“White evangelicals” are more likely to believe most measured conspiracy theories, and churchgoers were more likely to believe in QAnon in particular.

There’s an obvious confounder here: the authors are doing the usual trick where they cherry-pick right-wing examples of something bad, show that more right-wingers are in favor of them, then conclude that Science Has Proven Right-Wingers Are Bad. QAnon, illegal votes, and COVID microchips are inherently right wing conspiracy theories; vaccines/autism has probably become right-coded post-COVID. Only the moon landing seems politically neutral, and it’s hard to tell if there’s a real difference on that one. So this just tells us that white evangelical church-goers are further right than other people, which we already know.

These data still deflate some more extreme claims about religion being absolutely protective against conspiracy theories. But I was interested in seeing how people of different faiths related to politically neutral conspiracies.

Here’s Pew on who believes in UFOs:
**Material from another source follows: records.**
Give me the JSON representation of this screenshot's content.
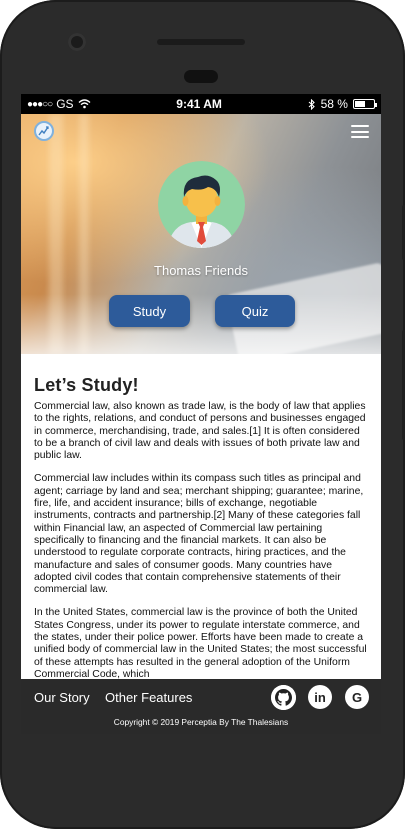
{
  "status_bar": {
    "carrier": "GS",
    "time": "9:41 AM",
    "battery_percent": "58 %",
    "battery_level": 0.58
  },
  "header": {
    "logo_icon": "logo-icon",
    "menu_icon": "hamburger-menu-icon"
  },
  "profile": {
    "name": "Thomas Friends",
    "avatar_icon": "user-avatar-icon"
  },
  "actions": {
    "study_label": "Study",
    "quiz_label": "Quiz",
    "button_color": "#2d5b9a"
  },
  "content": {
    "title": "Let’s Study!",
    "paragraphs": [
      "Commercial law, also known as trade law, is the body of law that applies to the rights, relations, and conduct of persons and businesses engaged in commerce, merchandising, trade, and sales.[1] It is often considered to be a branch of civil law and deals with issues of both private law and public law.",
      "Commercial law includes within its compass such titles as principal and agent; carriage by land and sea; merchant shipping; guarantee; marine, fire, life, and accident insurance; bills of exchange, negotiable instruments, contracts and partnership.[2] Many of these categories fall within Financial law, an aspected of Commercial law pertaining specifically to financing and the financial markets. It can also be understood to regulate corporate contracts, hiring practices, and the manufacture and sales of consumer goods. Many countries have adopted civil codes that contain comprehensive statements of their commercial law.",
      "In the United States, commercial law is the province of both the United States Congress, under its power to regulate interstate commerce, and the states, under their police power. Efforts have been made to create a unified body of commercial law in the United States; the most successful of these attempts has resulted in the general adoption of the Uniform Commercial Code, which"
    ]
  },
  "footer": {
    "links": [
      "Our Story",
      "Other Features"
    ],
    "social_icons": [
      "github-icon",
      "linkedin-icon",
      "google-icon"
    ],
    "copyright": "Copyright © 2019 Perceptia By The Thalesians"
  }
}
The two most skeptical groups are . . . evangelicals and atheists. Quite the Baptists and Bootleggers alliance.

Here’s belief in Bigfoot by religion and worship attendance

I would ignore the Absolutely category, which is too small to have a good sample size, and look at who says “Absolutely Not” vs. weaker versions (in theory some groups could be open-minded and less likely to take strong positions on either side, but it doesn’t look like that happens here).

People of “none” religion are less likely than any religion except Jews to believe in Bigfoot. Somehow at the same time, the less often you go to church, the more likely to believe in Bigfoot you are.

And here’s astrology:

One out of four people with postgraduate degrees believes in astrology?!

We find a similar pattern. Agnostics and people with “no particular religion” are more likely than Protestants to believe in astrology, but outright atheists are much less likely.

I would have liked to look into JFK and 9/11 conspiracies, but I couldn’t find great data. There is a Zogby poll which says 47% of evangelicals believed Bush knew about 9/11, but different sources give the base rate as either 41% or 49%, which makes it hard to tell if evangelicals are higher or lower.

Overall I think these results support the fake Chesterton/Lewis quote, but in a weird and unexpected way.

Strongly religious people and outright atheists were usually less likely to believe in conspiracy theories. The conspiracy believers were usually somewhere in the middle: either weakly religious people who never went to church, or vague agnostics.

One possible explanation is that people with any coherent worldview are smarter or at least more intellectual than people who don’t care. I don’t think this can fully explain these results: although following the logical implications of Christian belief would make you go to church a lot, I don’t think this is why most frequent churchgoers do it. Most churchgoers do it because they come from families and areas where going to church is expected.

Another possible explanation is that people with coherent worldviews already have strong opinions on what’s true, making them closed-minded against conspiracy theories. For example, if God created humans in the Garden of Eden, that doesn’t leave a lot of room for aliens and UFOs. Or, since atheists believe everything works through purely physical scientifically-measurable forces, that doesn’t leave a lot of room for astrology.

But this one doesn’t quite work either: neither scientific materialism nor Biblical literalism precludes Bigfoot. God and/or Evolution created all sorts of weird ape species; why shouldn’t there be one more?

Maybe there’s not a single explanation. Maybe the religious people don’t believe it because it sounds too much like consorting with demons, and the atheists don’t believe it because they’re already pre-selected for skepticism and not believing in things? I don’t know.

Still, if someone tells you that people who don’t believe in God will believe in anything, please politely correct them that this is only true until the point where they 100% accept scientific materialist atheism, at which point they go back to mostly not being that gullible again.

Some speculate that there are even more peaks and valleys, an ever-changing landscape stretching out into infinity.